*Problem statement*
Determine how many lines in the material below contain the string "icon", then state only that count.

*Dataset excerpts*
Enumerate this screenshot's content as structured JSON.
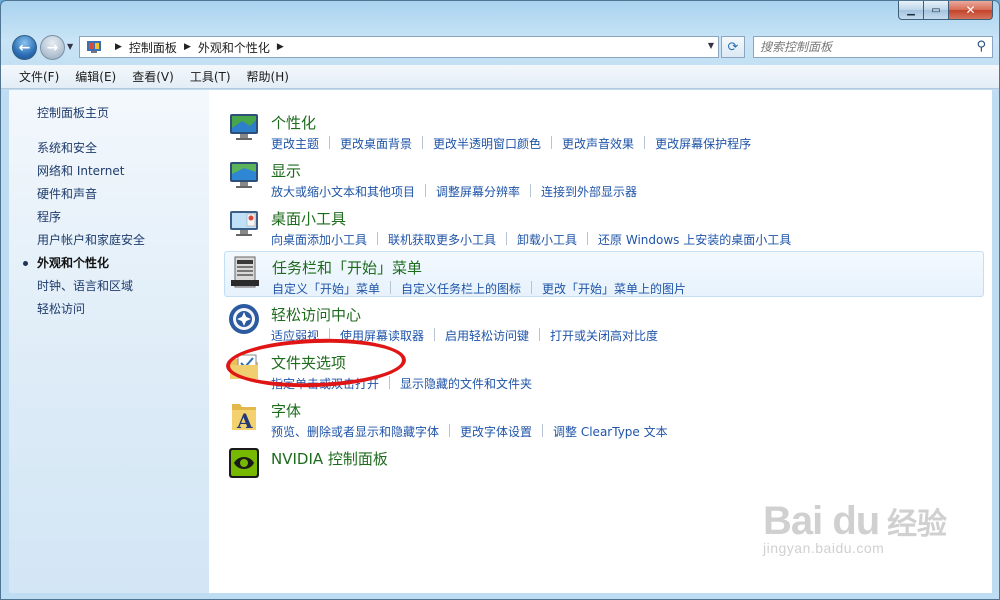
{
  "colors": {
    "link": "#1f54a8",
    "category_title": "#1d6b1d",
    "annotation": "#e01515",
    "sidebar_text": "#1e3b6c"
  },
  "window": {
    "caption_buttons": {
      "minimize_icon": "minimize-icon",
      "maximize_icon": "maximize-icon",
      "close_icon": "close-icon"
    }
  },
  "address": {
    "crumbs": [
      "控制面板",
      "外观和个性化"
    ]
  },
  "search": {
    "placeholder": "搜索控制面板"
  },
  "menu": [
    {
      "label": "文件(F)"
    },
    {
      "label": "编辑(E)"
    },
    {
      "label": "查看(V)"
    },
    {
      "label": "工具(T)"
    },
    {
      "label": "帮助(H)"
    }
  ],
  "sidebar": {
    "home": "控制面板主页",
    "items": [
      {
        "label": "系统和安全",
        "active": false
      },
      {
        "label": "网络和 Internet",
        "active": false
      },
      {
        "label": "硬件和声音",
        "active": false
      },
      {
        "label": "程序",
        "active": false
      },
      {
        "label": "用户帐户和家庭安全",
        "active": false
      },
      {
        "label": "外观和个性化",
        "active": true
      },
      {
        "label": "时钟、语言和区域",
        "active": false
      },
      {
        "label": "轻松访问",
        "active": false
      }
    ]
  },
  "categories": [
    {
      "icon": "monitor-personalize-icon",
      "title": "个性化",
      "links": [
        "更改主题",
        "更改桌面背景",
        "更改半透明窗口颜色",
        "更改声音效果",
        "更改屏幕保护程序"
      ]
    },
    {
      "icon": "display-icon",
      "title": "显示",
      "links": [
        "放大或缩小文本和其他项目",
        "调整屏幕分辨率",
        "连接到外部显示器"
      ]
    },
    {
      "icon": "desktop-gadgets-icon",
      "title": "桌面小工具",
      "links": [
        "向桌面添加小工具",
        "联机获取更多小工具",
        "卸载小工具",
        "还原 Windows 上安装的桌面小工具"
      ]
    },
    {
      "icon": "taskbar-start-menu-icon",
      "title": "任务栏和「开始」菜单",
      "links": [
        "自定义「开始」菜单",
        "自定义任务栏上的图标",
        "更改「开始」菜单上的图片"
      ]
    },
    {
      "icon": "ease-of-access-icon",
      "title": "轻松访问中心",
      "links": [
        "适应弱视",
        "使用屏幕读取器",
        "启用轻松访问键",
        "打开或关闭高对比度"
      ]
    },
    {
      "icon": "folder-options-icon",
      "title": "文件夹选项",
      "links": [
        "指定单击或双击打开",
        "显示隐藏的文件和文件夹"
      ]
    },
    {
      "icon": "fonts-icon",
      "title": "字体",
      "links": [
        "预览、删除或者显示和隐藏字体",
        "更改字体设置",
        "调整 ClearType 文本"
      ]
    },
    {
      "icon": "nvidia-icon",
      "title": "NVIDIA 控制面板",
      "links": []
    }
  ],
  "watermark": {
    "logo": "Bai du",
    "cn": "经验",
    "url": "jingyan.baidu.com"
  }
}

*Reply to the exercise*
11